Website and app data records –
----------

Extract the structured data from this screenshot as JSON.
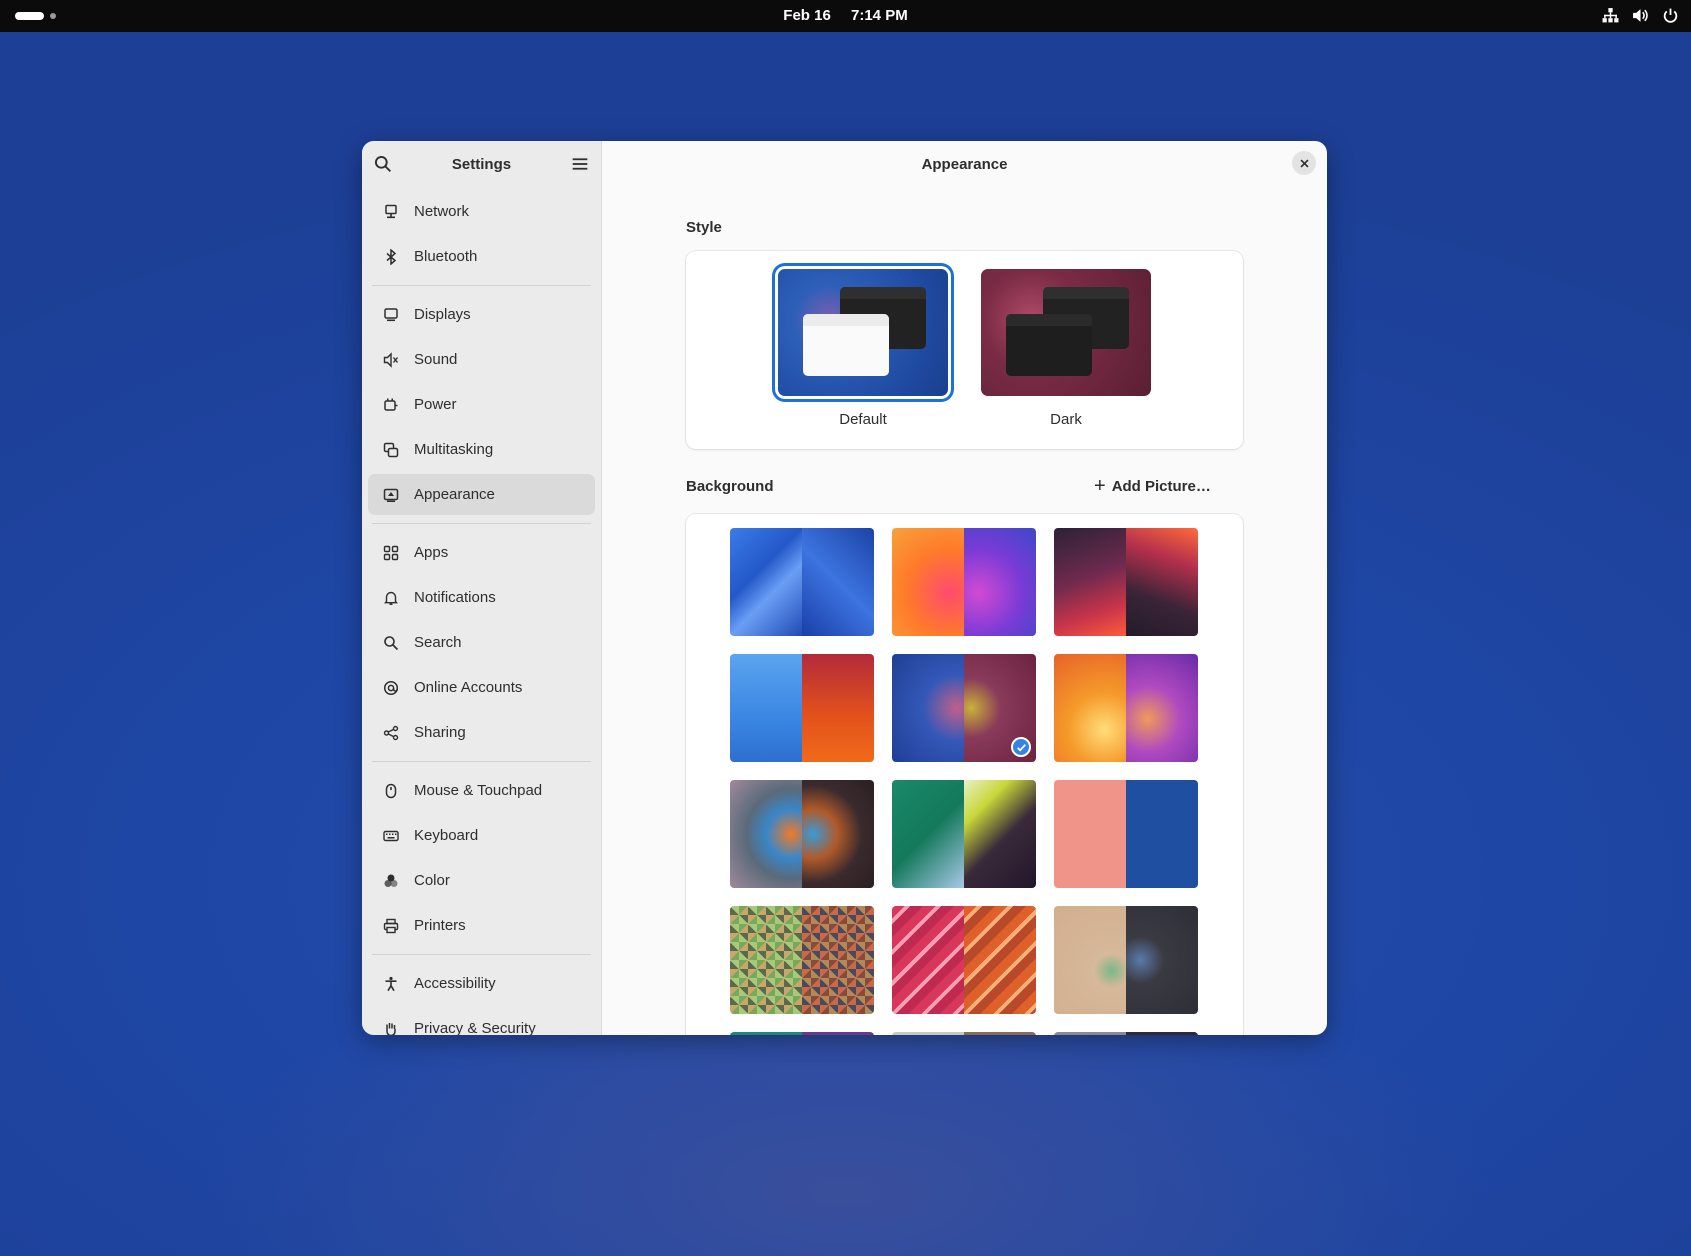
{
  "topbar": {
    "date": "Feb 16",
    "time": "7:14 PM",
    "icons": [
      "network-icon",
      "volume-icon",
      "power-icon"
    ]
  },
  "sidebar": {
    "title": "Settings",
    "groups": [
      [
        {
          "label": "Network",
          "icon": "network-icon"
        },
        {
          "label": "Bluetooth",
          "icon": "bluetooth-icon"
        }
      ],
      [
        {
          "label": "Displays",
          "icon": "display-icon"
        },
        {
          "label": "Sound",
          "icon": "sound-icon"
        },
        {
          "label": "Power",
          "icon": "power-icon"
        },
        {
          "label": "Multitasking",
          "icon": "multitasking-icon"
        },
        {
          "label": "Appearance",
          "icon": "appearance-icon",
          "active": true
        }
      ],
      [
        {
          "label": "Apps",
          "icon": "apps-icon"
        },
        {
          "label": "Notifications",
          "icon": "bell-icon"
        },
        {
          "label": "Search",
          "icon": "search-icon"
        },
        {
          "label": "Online Accounts",
          "icon": "at-icon"
        },
        {
          "label": "Sharing",
          "icon": "share-icon"
        }
      ],
      [
        {
          "label": "Mouse & Touchpad",
          "icon": "mouse-icon"
        },
        {
          "label": "Keyboard",
          "icon": "keyboard-icon"
        },
        {
          "label": "Color",
          "icon": "color-icon"
        },
        {
          "label": "Printers",
          "icon": "printer-icon"
        }
      ],
      [
        {
          "label": "Accessibility",
          "icon": "accessibility-icon"
        },
        {
          "label": "Privacy & Security",
          "icon": "hand-icon"
        }
      ]
    ]
  },
  "main": {
    "title": "Appearance",
    "style": {
      "section_title": "Style",
      "options": [
        {
          "label": "Default",
          "selected": true
        },
        {
          "label": "Dark",
          "selected": false
        }
      ]
    },
    "background": {
      "section_title": "Background",
      "add_label": "Add Picture…",
      "selected_index": 4,
      "accent": "#3584e4"
    }
  }
}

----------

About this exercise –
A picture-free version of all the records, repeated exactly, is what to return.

Response to the exercise –
Extract the structured data from this screenshot as JSON.
{
  "topbar": {
    "date": "Feb 16",
    "time": "7:14 PM",
    "icons": [
      "network-icon",
      "volume-icon",
      "power-icon"
    ]
  },
  "sidebar": {
    "title": "Settings",
    "groups": [
      [
        {
          "label": "Network",
          "icon": "network-icon"
        },
        {
          "label": "Bluetooth",
          "icon": "bluetooth-icon"
        }
      ],
      [
        {
          "label": "Displays",
          "icon": "display-icon"
        },
        {
          "label": "Sound",
          "icon": "sound-icon"
        },
        {
          "label": "Power",
          "icon": "power-icon"
        },
        {
          "label": "Multitasking",
          "icon": "multitasking-icon"
        },
        {
          "label": "Appearance",
          "icon": "appearance-icon",
          "active": true
        }
      ],
      [
        {
          "label": "Apps",
          "icon": "apps-icon"
        },
        {
          "label": "Notifications",
          "icon": "bell-icon"
        },
        {
          "label": "Search",
          "icon": "search-icon"
        },
        {
          "label": "Online Accounts",
          "icon": "at-icon"
        },
        {
          "label": "Sharing",
          "icon": "share-icon"
        }
      ],
      [
        {
          "label": "Mouse & Touchpad",
          "icon": "mouse-icon"
        },
        {
          "label": "Keyboard",
          "icon": "keyboard-icon"
        },
        {
          "label": "Color",
          "icon": "color-icon"
        },
        {
          "label": "Printers",
          "icon": "printer-icon"
        }
      ],
      [
        {
          "label": "Accessibility",
          "icon": "accessibility-icon"
        },
        {
          "label": "Privacy & Security",
          "icon": "hand-icon"
        }
      ]
    ]
  },
  "main": {
    "title": "Appearance",
    "style": {
      "section_title": "Style",
      "options": [
        {
          "label": "Default",
          "selected": true
        },
        {
          "label": "Dark",
          "selected": false
        }
      ]
    },
    "background": {
      "section_title": "Background",
      "add_label": "Add Picture…",
      "selected_index": 4,
      "accent": "#3584e4"
    }
  }
}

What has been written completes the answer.